"A lot of people were questioning me, whether I could stay healthy the whole year and we go on and have a great year," Wilson added. "So, there's a number of things that are like eerily similar to this point last year. We just happened to play Troy the week I was out last year, as opposed to Alabama."
Wilson noted that his team had to realize how important each play and drill in practice is to how you perform in games.
"One thing we talked about is attitude and I think we've rubbed that raw, but it's true until we do it," Wilson said. "What I talked about was there were times it seemed that we'd call a play at the line of scrimmage at practice and run it and run it like we're in sleep because we've done it so long and you never know when it's going to be the play that determines the game.

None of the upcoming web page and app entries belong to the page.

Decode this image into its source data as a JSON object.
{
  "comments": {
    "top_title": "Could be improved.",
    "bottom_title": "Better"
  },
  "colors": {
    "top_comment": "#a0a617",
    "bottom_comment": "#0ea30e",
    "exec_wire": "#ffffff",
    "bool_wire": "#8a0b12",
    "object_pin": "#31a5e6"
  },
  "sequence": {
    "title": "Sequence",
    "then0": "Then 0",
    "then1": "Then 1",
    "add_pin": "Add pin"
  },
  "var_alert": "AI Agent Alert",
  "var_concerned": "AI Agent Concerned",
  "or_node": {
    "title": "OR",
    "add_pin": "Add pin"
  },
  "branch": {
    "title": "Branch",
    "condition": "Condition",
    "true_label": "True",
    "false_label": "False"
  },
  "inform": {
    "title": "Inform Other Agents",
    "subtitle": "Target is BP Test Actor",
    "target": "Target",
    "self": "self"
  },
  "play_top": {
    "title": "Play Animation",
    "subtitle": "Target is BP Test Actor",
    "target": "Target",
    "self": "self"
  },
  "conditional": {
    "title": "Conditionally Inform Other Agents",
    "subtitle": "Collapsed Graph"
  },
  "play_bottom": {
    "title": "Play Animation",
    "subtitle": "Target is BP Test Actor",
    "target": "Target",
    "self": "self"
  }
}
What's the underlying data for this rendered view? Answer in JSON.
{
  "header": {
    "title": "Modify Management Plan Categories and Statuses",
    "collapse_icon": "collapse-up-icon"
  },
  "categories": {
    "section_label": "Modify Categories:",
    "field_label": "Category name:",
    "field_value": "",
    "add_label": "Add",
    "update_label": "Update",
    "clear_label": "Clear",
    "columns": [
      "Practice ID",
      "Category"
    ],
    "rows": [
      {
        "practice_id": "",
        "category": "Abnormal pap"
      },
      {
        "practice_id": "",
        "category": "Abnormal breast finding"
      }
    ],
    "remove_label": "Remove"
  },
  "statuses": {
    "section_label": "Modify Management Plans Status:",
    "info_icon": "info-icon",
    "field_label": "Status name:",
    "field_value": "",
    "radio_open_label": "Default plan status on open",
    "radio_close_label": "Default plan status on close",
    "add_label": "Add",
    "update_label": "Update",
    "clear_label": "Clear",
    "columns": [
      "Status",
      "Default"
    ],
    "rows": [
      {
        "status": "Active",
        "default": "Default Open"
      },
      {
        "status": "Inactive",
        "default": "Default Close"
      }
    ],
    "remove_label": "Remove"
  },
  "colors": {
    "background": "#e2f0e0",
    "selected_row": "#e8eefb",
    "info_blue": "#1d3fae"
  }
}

"You never know if you don't convert on third down you don't turn it up the sideline and get the first down that the next ball snapped over the head and a number of things," Wilson added. "It's a chain reaction in this game so you have to approach practice like every play is on the line.
"That was a big part of what I said last night and that's the way we have to approach practice is that every play in practice means a significant amount and if we can do that we'll be right back where we were," Wilson continued. " It's the attention to detail and it's the attention in practice in preparation that we got to get back to."
Coach Smith said that he and his staff were trying to simplify the game plan, but still do enough to win games.
"We have to correct the mistakes we're making," Smith said. "Again, I think as coaches we have to sit down and make sure that we're as very, very simple as we can be. But yet you have to have enough ammo to get some things done. So that's kind of a fine balance that you have to prepare for, and that's what's we're going to get done. Just making sure that our guys can do it."
Coach Smith was asked if the whole season was riding on whether Wilson played in the games.
"I don't know if that is the case," Smith said. " We can't allow it to be the case. We'd rather have him with us than not with us. But, again, we have to approach it the way we approach it. We're going to go, we're going to work, we're going to get better from where we were.
"A good football team came in here and we did do some good things," Smith added. "We made a lot of mistakes, though, too. You can't put the ball down that much. But from a defensive standpoint, you want to say, ‘ok guys now look. They had four scores in the first half. Three of them we gave them short field. They worked for one.'
"We can't afford to make the mistakes that we're making," Smith continued. "We're just not a good enough football team to do that. We all have to realize that and make sure we don't make those mistakes."